June 25, 2011 — As I write this I have just returned from two openings in Egegik. We can fish in any East Side district through June 24, so I took in a couple of openings down there, where the fish come a couple days before Naknek. It was good fishing, and I made two openings there, and only missed one Naknek opening. I am now registered in Naknek, where I will spend the remainder of the season.
At this point the boat seems ready to roll; all of our projects have been accomplished. The crew is acclimated to boat life and ready for the season. Tomorrow my daughter Madeline comes in to join us for the remainder of the season. That will give us a crew of four, plus me as the skipper, for a total of five on board my old-school high-tech wood boat.
We started out our season fishing in Naknek doing an array of drills to teach Linda, the new deckhand, the way the deck works. Linda is my wife Maureen's trusted friend; she is a hard worker and has a great attitude. I opted for the hard-working-greenhorn-gal to supplement my fifteen-year-old daughter, so with those two gals and my two other regular crew, Edward and Anthony, the Sunlight III back deck will be a force to be reckoned with. I refer to my deck as the octopus because there are eight hands ready to pull the fish out of the net.
At this point the season is upon us. It is time to go fishing for the long grind. We are expecting to be fishing two tides per day, and going for it for all it is worth. The Bristol Bay season is short, and we have to give it our all. We are ready for that now.
TO BE CONTINUED
National Fisherman Live: 3/10/15
In this episode, Online Editor Leslie Taylor talks with Mike McLouglin, vice president of Dunlop Industrial and Protective Footwear.
National Fisherman Live: 2/24/15
In this episode:
March date set for disaster aid dispersal
Oregon LNG project could disrupt fishing
NOAA tweaks gear marking requirement
N.C. launches first commercial/recreational dock
Spiny lobster traps limits not well received
NMFS announced two changes in regulations that apply to federal fishing permit holders starting Aug. 26.
First, they have eliminated the requirement for vessel owners to submit “did not fish” reports for the months or weeks when their vessel was not fishing.

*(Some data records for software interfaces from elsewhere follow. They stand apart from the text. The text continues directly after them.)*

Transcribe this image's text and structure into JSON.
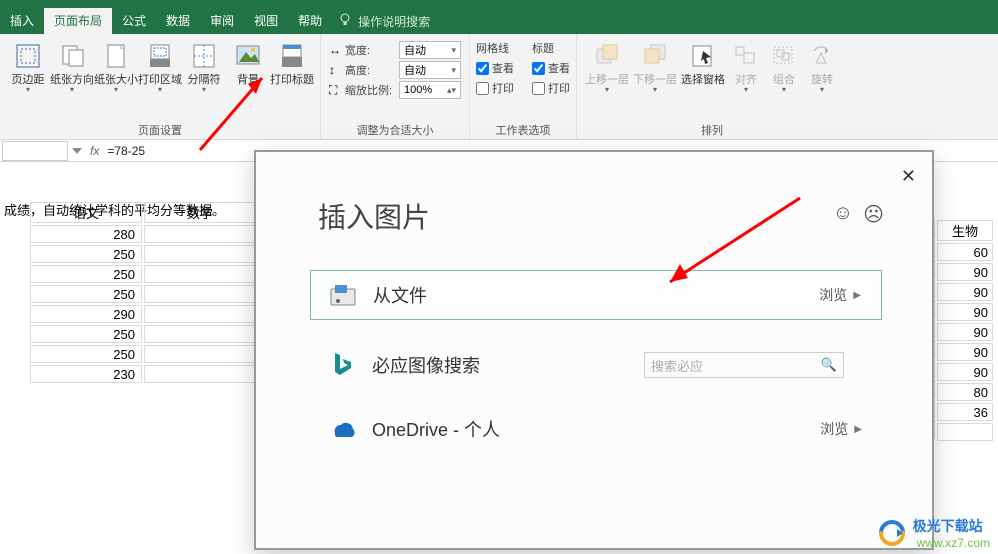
{
  "tabs": {
    "insert": "插入",
    "layout": "页面布局",
    "formulas": "公式",
    "data": "数据",
    "review": "审阅",
    "view": "视图",
    "help": "帮助",
    "tellme": "操作说明搜索"
  },
  "ribbon": {
    "pageSetup": {
      "label": "页面设置",
      "margins": "页边距",
      "orientation": "纸张方向",
      "size": "纸张大小",
      "printArea": "打印区域",
      "breaks": "分隔符",
      "background": "背景",
      "printTitles": "打印标题"
    },
    "scale": {
      "label": "调整为合适大小",
      "widthLabel": "宽度:",
      "widthVal": "自动",
      "heightLabel": "高度:",
      "heightVal": "自动",
      "scaleLabel": "缩放比例:",
      "scaleVal": "100%"
    },
    "sheetOptions": {
      "label": "工作表选项",
      "grid": "网格线",
      "headings": "标题",
      "view": "查看",
      "print": "打印"
    },
    "arrange": {
      "label": "排列",
      "bringFwd": "上移一层",
      "sendBack": "下移一层",
      "selection": "选择窗格",
      "align": "对齐",
      "group": "组合",
      "rotate": "旋转"
    }
  },
  "formulaBar": {
    "formula": "=78-25"
  },
  "sheet": {
    "rowLabel": "成绩，自动统计学科的平均分等数据。",
    "hdrA": "语文",
    "hdrB": "数学",
    "colA": [
      "280",
      "250",
      "250",
      "250",
      "290",
      "250",
      "250",
      "230"
    ],
    "rightHdr": "生物",
    "colRight": [
      "60",
      "90",
      "90",
      "90",
      "90",
      "90",
      "90",
      "80",
      "36",
      ""
    ]
  },
  "dialog": {
    "title": "插入图片",
    "fromFile": "从文件",
    "browse": "浏览",
    "bing": "必应图像搜索",
    "searchPH": "搜索必应",
    "onedrive": "OneDrive - 个人"
  },
  "wm": {
    "brand": "极光下载站",
    "url": "www.xz7.com"
  }
}
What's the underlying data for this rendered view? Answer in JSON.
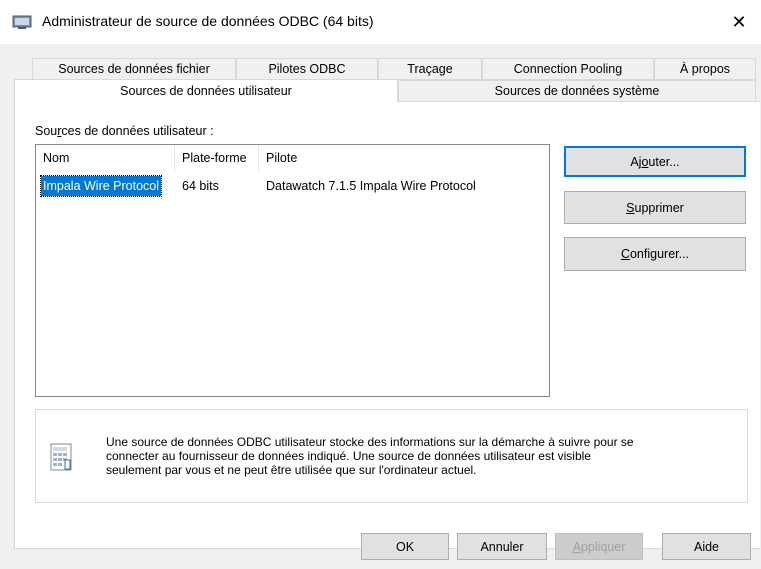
{
  "window": {
    "title": "Administrateur de source de données ODBC (64 bits)",
    "close_glyph": "✕"
  },
  "tabs_row1": [
    {
      "label": "Sources de données fichier"
    },
    {
      "label": "Pilotes ODBC"
    },
    {
      "label": "Traçage"
    },
    {
      "label": "Connection Pooling"
    },
    {
      "label": "À propos"
    }
  ],
  "tabs_row2": [
    {
      "label": "Sources de données utilisateur",
      "selected": true
    },
    {
      "label": "Sources de données système",
      "selected": false
    }
  ],
  "user_dsn": {
    "list_label_pre": "Sou",
    "list_label_ul": "r",
    "list_label_post": "ces de données utilisateur :",
    "columns": [
      "Nom",
      "Plate-forme",
      "Pilote"
    ],
    "rows": [
      {
        "name": "Impala Wire Protocol",
        "platform": "64 bits",
        "driver": "Datawatch 7.1.5 Impala Wire Protocol",
        "selected": true
      }
    ]
  },
  "side_buttons": {
    "add": {
      "pre": "Aj",
      "ul": "o",
      "post": "uter..."
    },
    "remove": {
      "pre": "",
      "ul": "S",
      "post": "upprimer"
    },
    "configure": {
      "pre": "",
      "ul": "C",
      "post": "onfigurer..."
    }
  },
  "info": {
    "icon": "odbc-datasource-icon",
    "text_line1": "Une source de données ODBC utilisateur stocke des informations sur la démarche à suivre pour se",
    "text_line2": "connecter au fournisseur de données indiqué.   Une source de données utilisateur est visible",
    "text_line3": "seulement par vous et ne peut être utilisée que sur l'ordinateur actuel."
  },
  "footer_buttons": {
    "ok": "OK",
    "cancel": "Annuler",
    "apply_ul": "A",
    "apply_post": "ppliquer",
    "help": "Aide"
  },
  "colors": {
    "selection": "#0078d7",
    "dialog_bg": "#f0f0f0",
    "button_bg": "#e1e1e1"
  }
}
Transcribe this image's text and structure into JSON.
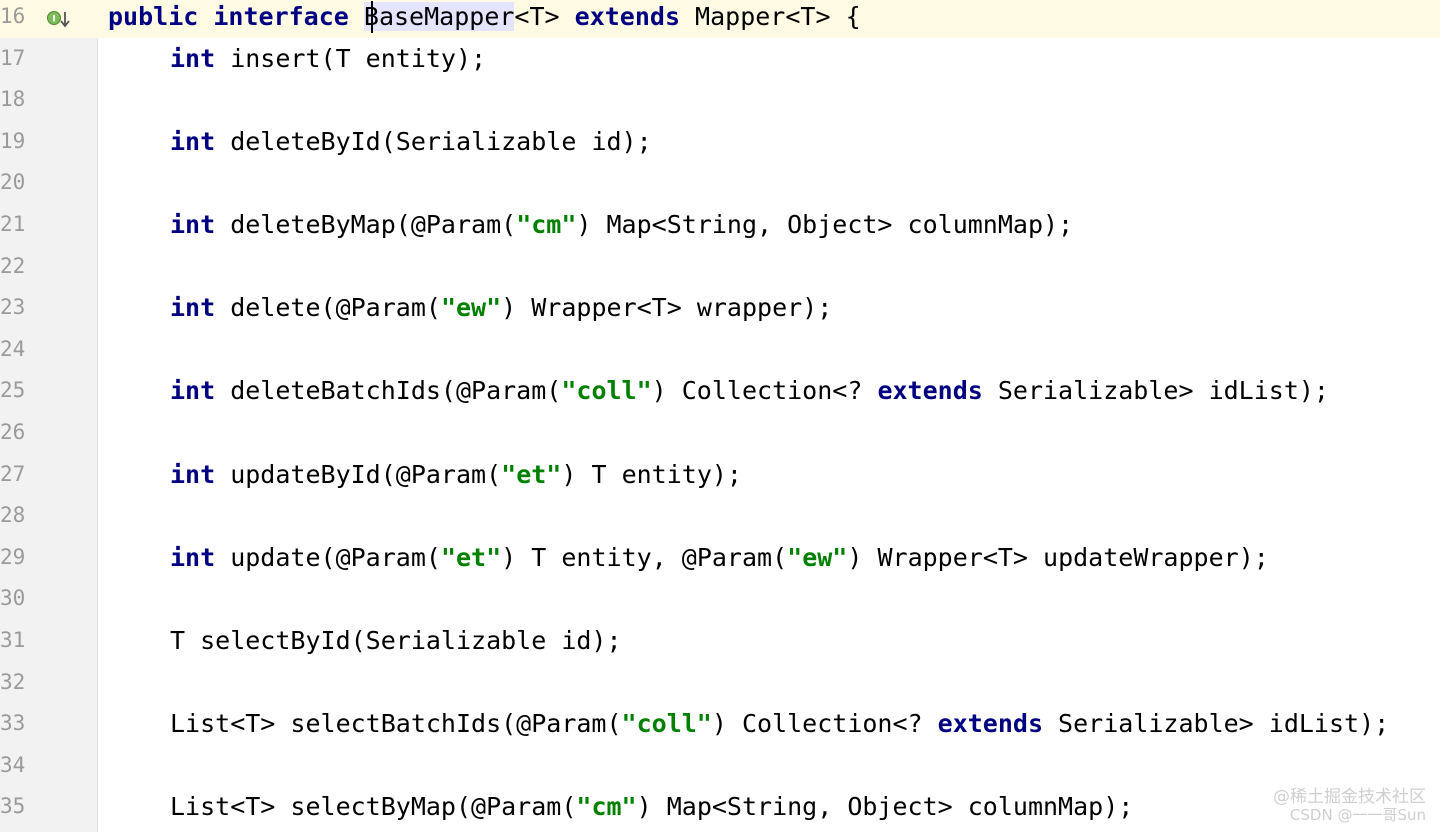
{
  "editor": {
    "lines": [
      {
        "number": "16",
        "current": true,
        "indent": 0,
        "gutter_icon": "implemented-interface-icon",
        "tokens": [
          {
            "t": "public",
            "k": "kw"
          },
          {
            "t": " ",
            "k": "plain"
          },
          {
            "t": "interface",
            "k": "kw"
          },
          {
            "t": " ",
            "k": "plain"
          },
          {
            "t": "BaseMapper",
            "k": "hl"
          },
          {
            "t": "<T> ",
            "k": "plain"
          },
          {
            "t": "extends",
            "k": "kw"
          },
          {
            "t": " Mapper<T> {",
            "k": "plain"
          }
        ]
      },
      {
        "number": "17",
        "indent": 1,
        "tokens": [
          {
            "t": "int",
            "k": "kw"
          },
          {
            "t": " insert(T entity);",
            "k": "plain"
          }
        ]
      },
      {
        "number": "18",
        "indent": 1,
        "tokens": []
      },
      {
        "number": "19",
        "indent": 1,
        "tokens": [
          {
            "t": "int",
            "k": "kw"
          },
          {
            "t": " deleteById(Serializable id);",
            "k": "plain"
          }
        ]
      },
      {
        "number": "20",
        "indent": 1,
        "tokens": []
      },
      {
        "number": "21",
        "indent": 1,
        "tokens": [
          {
            "t": "int",
            "k": "kw"
          },
          {
            "t": " deleteByMap(@Param(",
            "k": "plain"
          },
          {
            "t": "\"cm\"",
            "k": "str"
          },
          {
            "t": ") Map<String, Object> columnMap);",
            "k": "plain"
          }
        ]
      },
      {
        "number": "22",
        "indent": 1,
        "tokens": []
      },
      {
        "number": "23",
        "indent": 1,
        "tokens": [
          {
            "t": "int",
            "k": "kw"
          },
          {
            "t": " delete(@Param(",
            "k": "plain"
          },
          {
            "t": "\"ew\"",
            "k": "str"
          },
          {
            "t": ") Wrapper<T> wrapper);",
            "k": "plain"
          }
        ]
      },
      {
        "number": "24",
        "indent": 1,
        "tokens": []
      },
      {
        "number": "25",
        "indent": 1,
        "tokens": [
          {
            "t": "int",
            "k": "kw"
          },
          {
            "t": " deleteBatchIds(@Param(",
            "k": "plain"
          },
          {
            "t": "\"coll\"",
            "k": "str"
          },
          {
            "t": ") Collection<? ",
            "k": "plain"
          },
          {
            "t": "extends",
            "k": "kw"
          },
          {
            "t": " Serializable> idList);",
            "k": "plain"
          }
        ]
      },
      {
        "number": "26",
        "indent": 1,
        "tokens": []
      },
      {
        "number": "27",
        "indent": 1,
        "tokens": [
          {
            "t": "int",
            "k": "kw"
          },
          {
            "t": " updateById(@Param(",
            "k": "plain"
          },
          {
            "t": "\"et\"",
            "k": "str"
          },
          {
            "t": ") T entity);",
            "k": "plain"
          }
        ]
      },
      {
        "number": "28",
        "indent": 1,
        "tokens": []
      },
      {
        "number": "29",
        "indent": 1,
        "tokens": [
          {
            "t": "int",
            "k": "kw"
          },
          {
            "t": " update(@Param(",
            "k": "plain"
          },
          {
            "t": "\"et\"",
            "k": "str"
          },
          {
            "t": ") T entity, @Param(",
            "k": "plain"
          },
          {
            "t": "\"ew\"",
            "k": "str"
          },
          {
            "t": ") Wrapper<T> updateWrapper);",
            "k": "plain"
          }
        ]
      },
      {
        "number": "30",
        "indent": 1,
        "tokens": []
      },
      {
        "number": "31",
        "indent": 1,
        "tokens": [
          {
            "t": "T selectById(Serializable id);",
            "k": "plain"
          }
        ]
      },
      {
        "number": "32",
        "indent": 1,
        "tokens": []
      },
      {
        "number": "33",
        "indent": 1,
        "tokens": [
          {
            "t": "List<T> selectBatchIds(@Param(",
            "k": "plain"
          },
          {
            "t": "\"coll\"",
            "k": "str"
          },
          {
            "t": ") Collection<? ",
            "k": "plain"
          },
          {
            "t": "extends",
            "k": "kw"
          },
          {
            "t": " Serializable> idList);",
            "k": "plain"
          }
        ]
      },
      {
        "number": "34",
        "indent": 1,
        "tokens": []
      },
      {
        "number": "35",
        "indent": 1,
        "tokens": [
          {
            "t": "List<T> selectByMap(@Param(",
            "k": "plain"
          },
          {
            "t": "\"cm\"",
            "k": "str"
          },
          {
            "t": ") Map<String, Object> columnMap);",
            "k": "plain"
          }
        ]
      }
    ]
  },
  "watermark": {
    "line1": "@稀土掘金技术社区",
    "line2": "CSDN @一一哥Sun"
  },
  "colors": {
    "keyword": "#000080",
    "string": "#008000",
    "current_line": "#fffae3",
    "gutter": "#f2f2f2",
    "line_number": "#9a9a9a"
  }
}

Some of the restrictions for upgrading vessels listed on federal fishing permits have also been removed.Read more...
Alaskans will meet with British Columbia’s Minister of Energy and Mines, Bill Bennett, when he visits Juneau next week and will ask him to support an international review of mine developments in northwest British Columbia, upstream from Southeast Alaska along the Taku, Stikine and Unuk transboundary rivers.

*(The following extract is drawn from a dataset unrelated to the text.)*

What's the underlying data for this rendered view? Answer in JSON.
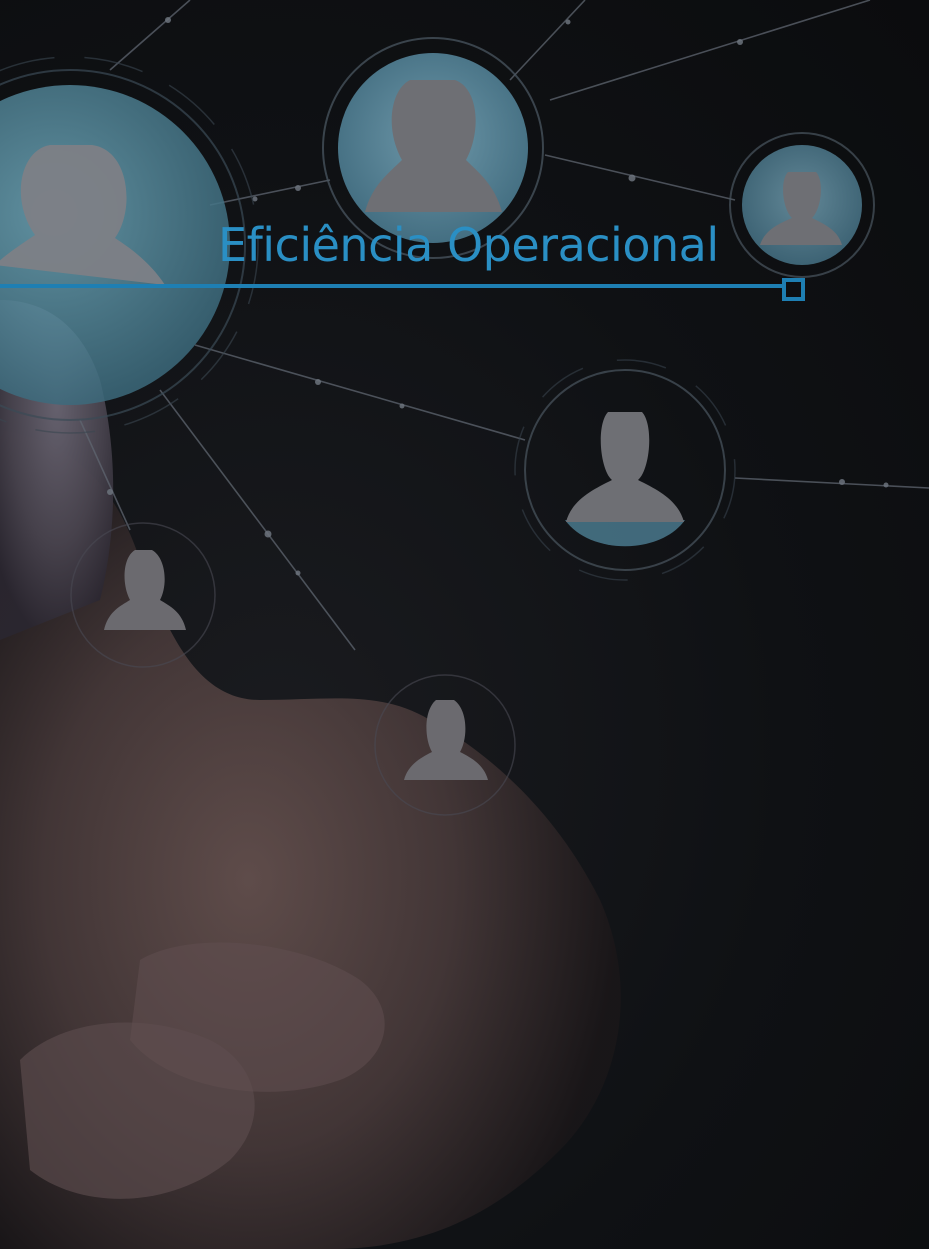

Some Alaska fishing and environmental groups believe an international review is the best way to develop specific, binding commitments to ensure clean water, salmon, jobs and traditional and customary practices are not harmed by British Columbia mines and that adequate financial assurances are in place up front to cover long-term monitoring and compensation for damages.Read more...